“Change the culture.” Jackie Summers. “We’re living through a second Civil Rights movement. It started with the death of Trayvon Martin, and hit fever pitch last year with the murder of George Floyd. It isn’t enough. They. Keep. Killing. Us.
While we’ve made significant legal progress, the predominant culture is still to see non-white people as other, and lesser-than. We are perceived as threats, waiting to happen. White friends, I solemnly charge you: change the hearts of your kin. Make the treatment of any person of color as unpalatable to them as it would be if you found out it was me who’d just been shot, asphyxiated, murdered. No law can truly protect Black and Brown people while the pervasive culture demonizes us. It’s within your collective power to change that.
White friends, transform the hatred by your kin of non-whites into love. We don’t need you to justify our humanity; instead help those who hate us find humanity in themselves. Yes, protest. Yes, run for office. Yes, legislate change. Just don’t stop there.
Justice is what love looks like in public. However much you think you love us, love us more. Use your privilege to display that love. Then make your people love us like you love us. Then enshrine that love into law. Make #DaunteWright the last hashtag.”
Help those who hate us find humanity in themselves. As a white person, I feel heartbroken hearing about another white police officer killing another black person. This is different in my gut than it is for people of color. When I am pulled over by the police, I don’t wonder if this will be the way I die.
We live in a broken culture and racist system. What I can do feels so far from being enough. As a white person, I can educate myself, and I can do the courageous work of integrating Jackie Summer’s challenge into my daily life.
My work every day is to help people healing trauma and the nervous system. I know over time this will help move us away from dehumanizing ourselves. This has to happen before we can possibly stop dehumanizing other people and move towards justice.

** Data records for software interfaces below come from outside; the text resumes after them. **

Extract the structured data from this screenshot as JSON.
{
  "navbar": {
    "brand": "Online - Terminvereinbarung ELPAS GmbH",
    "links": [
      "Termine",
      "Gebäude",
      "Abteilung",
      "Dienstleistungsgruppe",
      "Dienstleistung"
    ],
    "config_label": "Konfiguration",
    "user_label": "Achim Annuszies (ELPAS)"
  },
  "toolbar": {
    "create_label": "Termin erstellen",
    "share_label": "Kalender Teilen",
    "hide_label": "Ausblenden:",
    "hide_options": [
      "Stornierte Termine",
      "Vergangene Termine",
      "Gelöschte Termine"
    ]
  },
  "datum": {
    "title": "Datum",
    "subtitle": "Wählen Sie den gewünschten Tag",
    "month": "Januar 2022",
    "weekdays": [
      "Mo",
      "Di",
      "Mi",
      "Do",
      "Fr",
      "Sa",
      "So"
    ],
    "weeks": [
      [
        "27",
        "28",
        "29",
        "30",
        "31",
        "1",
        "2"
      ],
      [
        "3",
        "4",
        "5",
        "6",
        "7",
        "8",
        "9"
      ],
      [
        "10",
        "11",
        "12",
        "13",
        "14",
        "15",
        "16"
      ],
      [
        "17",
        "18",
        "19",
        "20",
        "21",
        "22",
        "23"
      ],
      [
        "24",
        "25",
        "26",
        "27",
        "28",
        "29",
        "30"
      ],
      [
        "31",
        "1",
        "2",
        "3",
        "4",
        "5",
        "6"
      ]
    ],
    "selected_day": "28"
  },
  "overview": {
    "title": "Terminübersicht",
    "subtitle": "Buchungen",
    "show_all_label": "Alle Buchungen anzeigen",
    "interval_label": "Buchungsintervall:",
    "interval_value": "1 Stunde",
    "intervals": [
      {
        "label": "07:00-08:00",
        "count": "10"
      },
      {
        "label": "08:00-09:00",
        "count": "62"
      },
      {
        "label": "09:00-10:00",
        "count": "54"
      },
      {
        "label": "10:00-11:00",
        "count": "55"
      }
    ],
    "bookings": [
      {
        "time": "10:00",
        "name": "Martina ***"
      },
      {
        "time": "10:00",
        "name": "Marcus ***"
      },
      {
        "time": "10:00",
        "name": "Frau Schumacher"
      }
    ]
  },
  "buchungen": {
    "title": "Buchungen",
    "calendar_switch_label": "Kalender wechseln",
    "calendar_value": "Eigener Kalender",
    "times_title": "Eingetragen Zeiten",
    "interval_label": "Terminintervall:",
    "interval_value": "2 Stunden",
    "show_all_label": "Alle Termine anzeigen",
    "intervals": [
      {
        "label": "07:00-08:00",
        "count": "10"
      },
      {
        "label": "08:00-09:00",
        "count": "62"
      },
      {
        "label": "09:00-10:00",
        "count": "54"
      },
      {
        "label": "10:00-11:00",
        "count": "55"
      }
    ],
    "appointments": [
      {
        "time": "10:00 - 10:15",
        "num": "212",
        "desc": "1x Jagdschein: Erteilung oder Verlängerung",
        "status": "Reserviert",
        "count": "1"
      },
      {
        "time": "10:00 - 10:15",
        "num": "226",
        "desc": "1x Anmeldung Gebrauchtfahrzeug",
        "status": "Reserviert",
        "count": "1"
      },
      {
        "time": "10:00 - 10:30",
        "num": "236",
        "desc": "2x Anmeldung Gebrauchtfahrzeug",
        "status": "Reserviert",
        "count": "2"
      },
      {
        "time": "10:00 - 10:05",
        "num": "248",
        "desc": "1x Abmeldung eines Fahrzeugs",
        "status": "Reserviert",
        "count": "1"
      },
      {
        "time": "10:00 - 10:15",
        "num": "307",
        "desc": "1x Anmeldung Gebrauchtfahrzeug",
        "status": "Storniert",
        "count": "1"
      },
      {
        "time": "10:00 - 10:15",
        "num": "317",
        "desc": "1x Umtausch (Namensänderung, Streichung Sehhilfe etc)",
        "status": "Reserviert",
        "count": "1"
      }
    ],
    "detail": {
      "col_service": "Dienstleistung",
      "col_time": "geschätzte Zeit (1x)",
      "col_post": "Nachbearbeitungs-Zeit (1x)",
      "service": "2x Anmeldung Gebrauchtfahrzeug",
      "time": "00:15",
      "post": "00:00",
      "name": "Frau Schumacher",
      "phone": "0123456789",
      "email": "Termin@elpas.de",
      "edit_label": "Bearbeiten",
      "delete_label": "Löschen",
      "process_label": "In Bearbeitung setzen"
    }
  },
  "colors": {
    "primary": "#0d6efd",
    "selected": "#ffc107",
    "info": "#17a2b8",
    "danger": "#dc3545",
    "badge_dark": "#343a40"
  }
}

There are many resources on racism and healing trauma, and Resmaa’s book is one of the best. My Grandmother’s Hands: Racialized Trauma and the Pathway to Mending Our Hearts and Bodies, Resmaa Menakem
Every Sunday, the Stillpoint community class explores understanding and healing trauma together. This Sunday, we are working with grief and anger. Click here for the playlist of previous sessions in our Feelings and Emotions series.
Please join us live – click here for more information and the link.